(Entries from a dataset of interfaces)
[Start of section]

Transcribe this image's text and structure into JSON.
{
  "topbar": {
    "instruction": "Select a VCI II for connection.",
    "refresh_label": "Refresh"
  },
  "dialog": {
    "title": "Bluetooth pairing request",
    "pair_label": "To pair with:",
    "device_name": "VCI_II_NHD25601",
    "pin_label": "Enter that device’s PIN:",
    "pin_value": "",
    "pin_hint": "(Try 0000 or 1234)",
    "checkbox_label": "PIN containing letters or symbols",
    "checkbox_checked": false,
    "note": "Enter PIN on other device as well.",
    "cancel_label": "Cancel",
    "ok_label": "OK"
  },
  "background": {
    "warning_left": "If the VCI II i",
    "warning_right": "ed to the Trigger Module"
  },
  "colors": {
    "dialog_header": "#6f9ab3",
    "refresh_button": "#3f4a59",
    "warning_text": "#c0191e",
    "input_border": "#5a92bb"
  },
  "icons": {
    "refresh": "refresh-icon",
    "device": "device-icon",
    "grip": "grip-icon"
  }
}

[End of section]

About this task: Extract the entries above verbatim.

Expected output:
Transcribe this image's text and structure into JSON.
{
  "topbar": {
    "instruction": "Select a VCI II for connection.",
    "refresh_label": "Refresh"
  },
  "dialog": {
    "title": "Bluetooth pairing request",
    "pair_label": "To pair with:",
    "device_name": "VCI_II_NHD25601",
    "pin_label": "Enter that device’s PIN:",
    "pin_value": "",
    "pin_hint": "(Try 0000 or 1234)",
    "checkbox_label": "PIN containing letters or symbols",
    "checkbox_checked": false,
    "note": "Enter PIN on other device as well.",
    "cancel_label": "Cancel",
    "ok_label": "OK"
  },
  "background": {
    "warning_left": "If the VCI II i",
    "warning_right": "ed to the Trigger Module"
  },
  "colors": {
    "dialog_header": "#6f9ab3",
    "refresh_button": "#3f4a59",
    "warning_text": "#c0191e",
    "input_border": "#5a92bb"
  },
  "icons": {
    "refresh": "refresh-icon",
    "device": "device-icon",
    "grip": "grip-icon"
  }
}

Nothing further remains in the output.